The dust jackets of modern editions of The Divine Comedy typically call it a “grand culmination” of late medieval civilization, yet Dante’s vision of politics, history, Limbo, Purgatory, and the church was anything but standard fare for the Middle Ages. His poem appears more like an act of epic defiance, or a thunderstorm coming up against the prevailing wind, to recall Kierkegaard’s characterization of genius.
Anyone reading The Divine Comedy for the first time knows how it comes at you with overwhelming strangeness, drawing you into its dark wood of confusion, down into the entrails of Hell, then up the terraces of the Mountain of Purgatory in the Southern Hemisphere before lifting off into the heavenly spheres of Paradiso, the canticle that ventures into “waters that have never yet been sailed,” stupefying those few readers who manage to make it this far into the journey. Who could have written such a poem, and how?

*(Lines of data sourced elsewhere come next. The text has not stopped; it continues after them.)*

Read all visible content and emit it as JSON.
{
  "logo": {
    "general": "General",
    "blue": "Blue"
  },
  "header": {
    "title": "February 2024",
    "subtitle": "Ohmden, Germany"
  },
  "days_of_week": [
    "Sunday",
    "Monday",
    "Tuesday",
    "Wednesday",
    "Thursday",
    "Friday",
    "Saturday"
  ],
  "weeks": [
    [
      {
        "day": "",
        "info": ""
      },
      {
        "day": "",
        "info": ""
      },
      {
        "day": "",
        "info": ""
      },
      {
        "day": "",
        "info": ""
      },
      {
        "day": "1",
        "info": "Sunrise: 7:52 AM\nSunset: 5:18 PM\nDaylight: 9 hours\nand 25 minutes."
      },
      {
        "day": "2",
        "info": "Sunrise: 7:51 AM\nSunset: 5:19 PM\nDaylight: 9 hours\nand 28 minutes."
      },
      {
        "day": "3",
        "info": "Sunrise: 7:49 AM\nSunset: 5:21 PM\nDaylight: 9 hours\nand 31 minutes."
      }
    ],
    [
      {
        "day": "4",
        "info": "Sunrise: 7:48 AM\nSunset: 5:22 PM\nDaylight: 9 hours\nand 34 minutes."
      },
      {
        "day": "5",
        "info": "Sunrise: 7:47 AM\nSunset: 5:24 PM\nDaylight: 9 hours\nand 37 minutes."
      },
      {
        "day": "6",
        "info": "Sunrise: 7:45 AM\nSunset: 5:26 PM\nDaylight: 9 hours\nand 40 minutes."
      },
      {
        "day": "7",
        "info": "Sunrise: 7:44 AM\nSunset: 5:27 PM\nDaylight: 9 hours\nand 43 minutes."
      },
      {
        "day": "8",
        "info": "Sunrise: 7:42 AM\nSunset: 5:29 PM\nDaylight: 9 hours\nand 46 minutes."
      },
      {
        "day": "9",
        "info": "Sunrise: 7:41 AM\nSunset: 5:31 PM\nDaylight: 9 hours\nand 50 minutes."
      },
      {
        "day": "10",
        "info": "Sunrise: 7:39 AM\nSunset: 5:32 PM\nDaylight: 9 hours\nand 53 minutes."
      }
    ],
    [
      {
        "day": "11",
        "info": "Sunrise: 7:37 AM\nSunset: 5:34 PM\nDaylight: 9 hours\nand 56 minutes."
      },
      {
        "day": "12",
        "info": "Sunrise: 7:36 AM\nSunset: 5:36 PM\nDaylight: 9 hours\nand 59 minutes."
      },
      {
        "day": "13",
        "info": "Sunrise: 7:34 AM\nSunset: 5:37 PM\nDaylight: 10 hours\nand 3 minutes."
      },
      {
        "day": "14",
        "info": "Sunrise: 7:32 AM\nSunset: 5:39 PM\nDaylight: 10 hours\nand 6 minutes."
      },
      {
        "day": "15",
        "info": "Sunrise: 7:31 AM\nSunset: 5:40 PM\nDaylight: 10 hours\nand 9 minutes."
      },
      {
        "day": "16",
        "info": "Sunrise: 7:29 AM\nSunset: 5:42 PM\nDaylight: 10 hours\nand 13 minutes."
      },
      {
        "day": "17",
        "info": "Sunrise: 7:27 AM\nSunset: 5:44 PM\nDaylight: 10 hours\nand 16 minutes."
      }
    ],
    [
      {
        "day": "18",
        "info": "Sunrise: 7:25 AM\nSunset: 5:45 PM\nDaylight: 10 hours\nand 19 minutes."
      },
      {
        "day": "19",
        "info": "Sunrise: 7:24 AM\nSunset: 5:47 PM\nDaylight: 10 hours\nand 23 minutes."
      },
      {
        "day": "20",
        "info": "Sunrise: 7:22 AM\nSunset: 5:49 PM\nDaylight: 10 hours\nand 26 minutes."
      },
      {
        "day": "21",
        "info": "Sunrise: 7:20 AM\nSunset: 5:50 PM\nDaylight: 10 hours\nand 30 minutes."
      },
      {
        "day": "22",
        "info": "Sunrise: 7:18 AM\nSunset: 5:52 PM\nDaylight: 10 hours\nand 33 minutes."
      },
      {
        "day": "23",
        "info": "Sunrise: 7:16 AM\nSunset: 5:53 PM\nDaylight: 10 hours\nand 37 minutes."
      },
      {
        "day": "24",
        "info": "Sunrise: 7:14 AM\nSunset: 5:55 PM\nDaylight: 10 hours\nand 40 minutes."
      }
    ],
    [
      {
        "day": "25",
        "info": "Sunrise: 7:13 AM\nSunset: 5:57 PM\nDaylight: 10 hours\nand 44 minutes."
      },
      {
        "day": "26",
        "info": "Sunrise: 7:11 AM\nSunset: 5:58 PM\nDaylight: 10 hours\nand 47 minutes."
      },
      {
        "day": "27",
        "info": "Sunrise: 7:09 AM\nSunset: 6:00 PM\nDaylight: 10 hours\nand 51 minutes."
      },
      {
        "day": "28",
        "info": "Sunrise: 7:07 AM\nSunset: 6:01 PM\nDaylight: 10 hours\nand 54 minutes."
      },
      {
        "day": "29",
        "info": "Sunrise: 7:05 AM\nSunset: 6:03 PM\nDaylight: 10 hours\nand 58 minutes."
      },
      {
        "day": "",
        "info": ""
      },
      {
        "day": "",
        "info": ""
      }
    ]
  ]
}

Unlike Shakespeare, whose corpus one searches in vain for insight into the author’s selfhood, we have abundant access to Dante’s psyche, thanks to the self-editorializing drive in all his major works, from the Vita Nuova to the Convivio to The Divine Comedy. Dante funneled everything—history, truth, cosmos, salvation—through his first-person singular, the famous “I” who finds himself “in the middle of our life’s way” as the poem opens. Yet despite his bold self-exposure, the writing of the Comedy remains a mystery. How did the vision come to him, and how much of it did he have inside his mind when he began writing? Some of it, most of it, all of it?
In Inferno 4 Dante and Virgil enter Limbo, Hell’s first circle, where the pilgrim’s pagan guide points out an august assembly of poets: Homer, Ovid, Horace, and Lucan. Virgil steps away to join the “beautiful school” (la bella scola), and after they exchange a few words with Virgil, the greatest poets of the ancient world turn to Dante and greet him. Then they do him “an even greater honor,” for “they made me one of their band, so that I was sixth among so much wisdom.”
The image of Dante as the sixth member of such a tribe does not strike us as preposterous today; yet when he composed that early canto, he had not yet written The Divine Comedy. He was a Florentine rhymester, known in select circles for some fine love lyrics, some of which were almost as good as those of his friend Guido Cavalcanti. In his splendid television commentary on this scene in Limbo, Roberto Benigni compares the bella scola to a group of scientists on the order of Einstein, Fermi, and Oppenheimer welcoming into their ranks a local electrician.
Marco Santagata, a professor of Italian…
This article is available to subscribers only.
Please choose from one of the options below to access this article:
Purchase a print subscription (20 issues per year) and also receive online access to all articles published within the last five years.
Purchase an Online Edition subscription and receive full access to all articles published by the Review since 1963.
Purchase a trial Online Edition subscription and receive unlimited access for one week to all the content on nybooks.com.